Except for the images, repeat the entries below word for word.

# Data for the task
+++

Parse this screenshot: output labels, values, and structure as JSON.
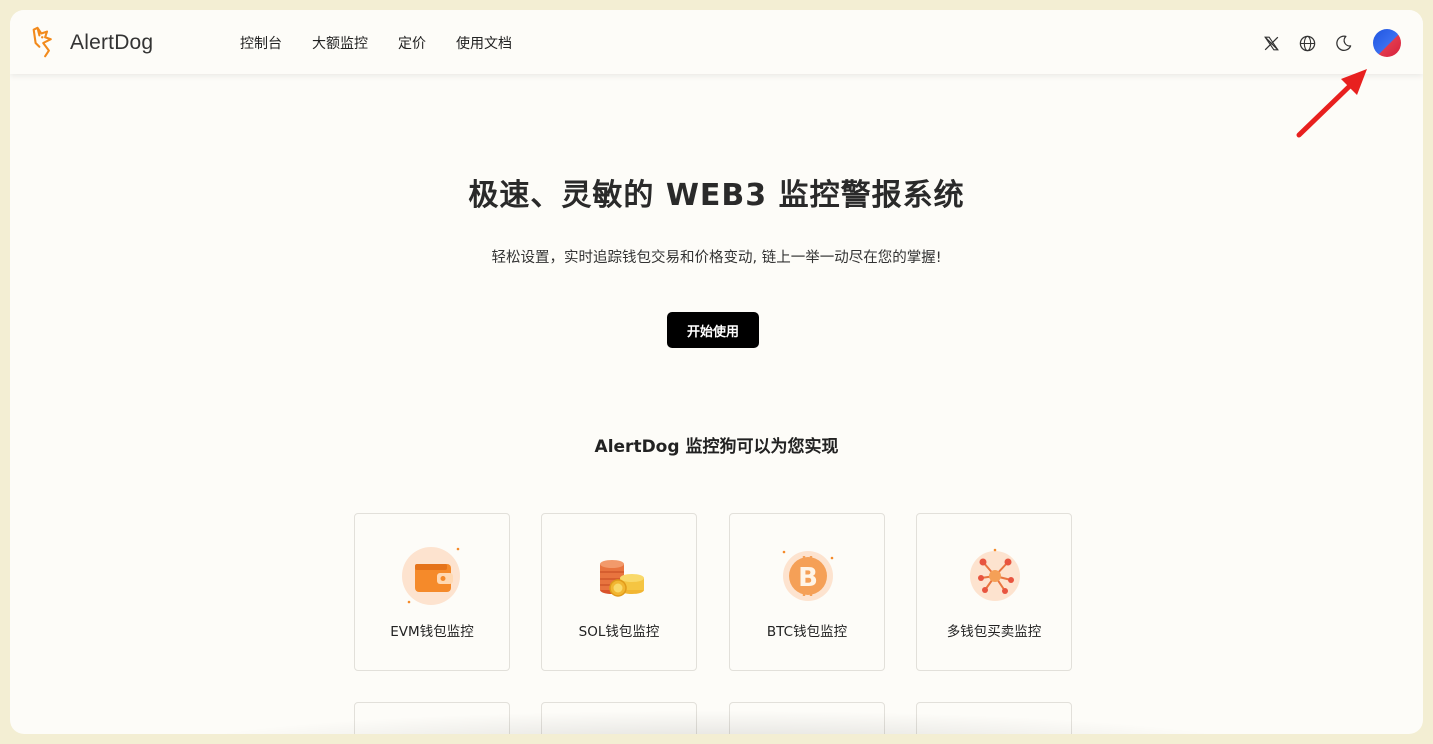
{
  "brand": {
    "name_part1": "Alert",
    "name_part2": "Dog",
    "color": "#f28a1c"
  },
  "nav": {
    "items": [
      {
        "label": "控制台"
      },
      {
        "label": "大额监控"
      },
      {
        "label": "定价"
      },
      {
        "label": "使用文档"
      }
    ]
  },
  "header_icons": [
    "x-icon",
    "globe-icon",
    "moon-icon",
    "avatar"
  ],
  "hero": {
    "title": "极速、灵敏的 WEB3 监控警报系统",
    "subtitle": "轻松设置，实时追踪钱包交易和价格变动, 链上一举一动尽在您的掌握!",
    "cta_label": "开始使用"
  },
  "features": {
    "title": "AlertDog 监控狗可以为您实现",
    "items": [
      {
        "label": "EVM钱包监控",
        "icon": "wallet-icon"
      },
      {
        "label": "SOL钱包监控",
        "icon": "coins-icon"
      },
      {
        "label": "BTC钱包监控",
        "icon": "bitcoin-icon"
      },
      {
        "label": "多钱包买卖监控",
        "icon": "network-icon"
      }
    ]
  },
  "colors": {
    "accent": "#f28a1c",
    "annotation_arrow": "#e8201f",
    "background": "#fdfcf8"
  }
}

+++

# Reply
Parse this screenshot: output labels, values, and structure as JSON.
{
  "brand": {
    "name_part1": "Alert",
    "name_part2": "Dog",
    "color": "#f28a1c"
  },
  "nav": {
    "items": [
      {
        "label": "控制台"
      },
      {
        "label": "大额监控"
      },
      {
        "label": "定价"
      },
      {
        "label": "使用文档"
      }
    ]
  },
  "header_icons": [
    "x-icon",
    "globe-icon",
    "moon-icon",
    "avatar"
  ],
  "hero": {
    "title": "极速、灵敏的 WEB3 监控警报系统",
    "subtitle": "轻松设置，实时追踪钱包交易和价格变动, 链上一举一动尽在您的掌握!",
    "cta_label": "开始使用"
  },
  "features": {
    "title": "AlertDog 监控狗可以为您实现",
    "items": [
      {
        "label": "EVM钱包监控",
        "icon": "wallet-icon"
      },
      {
        "label": "SOL钱包监控",
        "icon": "coins-icon"
      },
      {
        "label": "BTC钱包监控",
        "icon": "bitcoin-icon"
      },
      {
        "label": "多钱包买卖监控",
        "icon": "network-icon"
      }
    ]
  },
  "colors": {
    "accent": "#f28a1c",
    "annotation_arrow": "#e8201f",
    "background": "#fdfcf8"
  }
}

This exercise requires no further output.